→ TASK DETAILS
Could you return all of the entries word for word, minus any pictures?

→ SOURCE INFORMATION

——

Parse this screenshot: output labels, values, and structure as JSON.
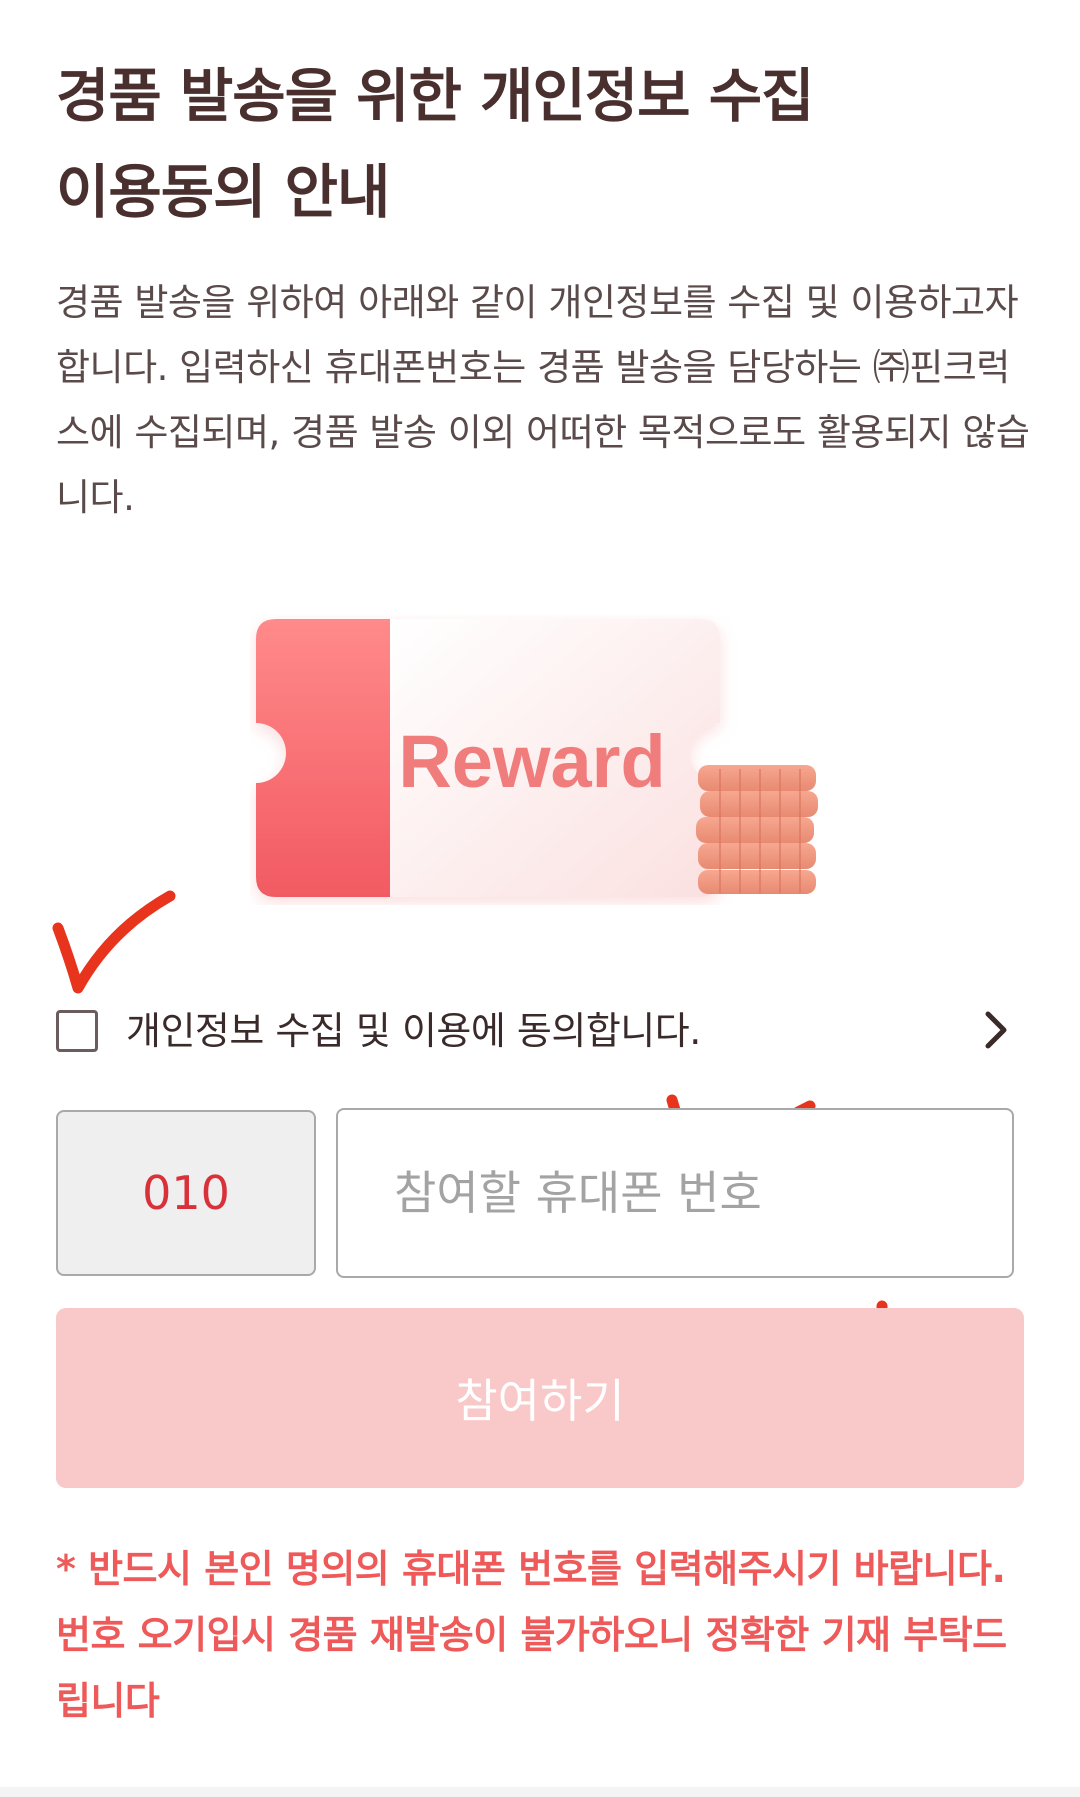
{
  "header": {
    "title": "경품 발송을 위한 개인정보 수집\n이용동의 안내"
  },
  "description": "경품 발송을 위하여 아래와 같이 개인정보를 수집 및 이용하고자 합니다. 입력하신 휴대폰번호는 경품 발송을 담당하는 ㈜핀크럭스에 수집되며, 경품 발송 이외 어떠한 목적으로도 활용되지 않습니다.",
  "illustration": {
    "ticket_text": "Reward",
    "icon_name": "reward-ticket-with-coins"
  },
  "agreement": {
    "label": "개인정보 수집 및 이용에 동의합니다.",
    "checked": false,
    "chevron_icon": "chevron-right-icon"
  },
  "phone": {
    "prefix": "010",
    "placeholder": "참여할 휴대폰 번호",
    "value": ""
  },
  "submit": {
    "label": "참여하기"
  },
  "notice": "* 반드시 본인 명의의 휴대폰 번호를 입력해주시기 바랍니다. 번호 오기입시 경품 재발송이 불가하오니 정확한 기재 부탁드립니다",
  "colors": {
    "title": "#4a2f2f",
    "accent_red": "#d9313a",
    "notice_red": "#ee5a5a",
    "button_bg": "#f9c8c8",
    "annotation_mark": "#e8341c"
  }
}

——

→ ANSWER SECTION
Parse this screenshot: output labels, values, and structure as JSON.
{
  "header": {
    "title": "경품 발송을 위한 개인정보 수집\n이용동의 안내"
  },
  "description": "경품 발송을 위하여 아래와 같이 개인정보를 수집 및 이용하고자 합니다. 입력하신 휴대폰번호는 경품 발송을 담당하는 ㈜핀크럭스에 수집되며, 경품 발송 이외 어떠한 목적으로도 활용되지 않습니다.",
  "illustration": {
    "ticket_text": "Reward",
    "icon_name": "reward-ticket-with-coins"
  },
  "agreement": {
    "label": "개인정보 수집 및 이용에 동의합니다.",
    "checked": false,
    "chevron_icon": "chevron-right-icon"
  },
  "phone": {
    "prefix": "010",
    "placeholder": "참여할 휴대폰 번호",
    "value": ""
  },
  "submit": {
    "label": "참여하기"
  },
  "notice": "* 반드시 본인 명의의 휴대폰 번호를 입력해주시기 바랍니다. 번호 오기입시 경품 재발송이 불가하오니 정확한 기재 부탁드립니다",
  "colors": {
    "title": "#4a2f2f",
    "accent_red": "#d9313a",
    "notice_red": "#ee5a5a",
    "button_bg": "#f9c8c8",
    "annotation_mark": "#e8341c"
  }
}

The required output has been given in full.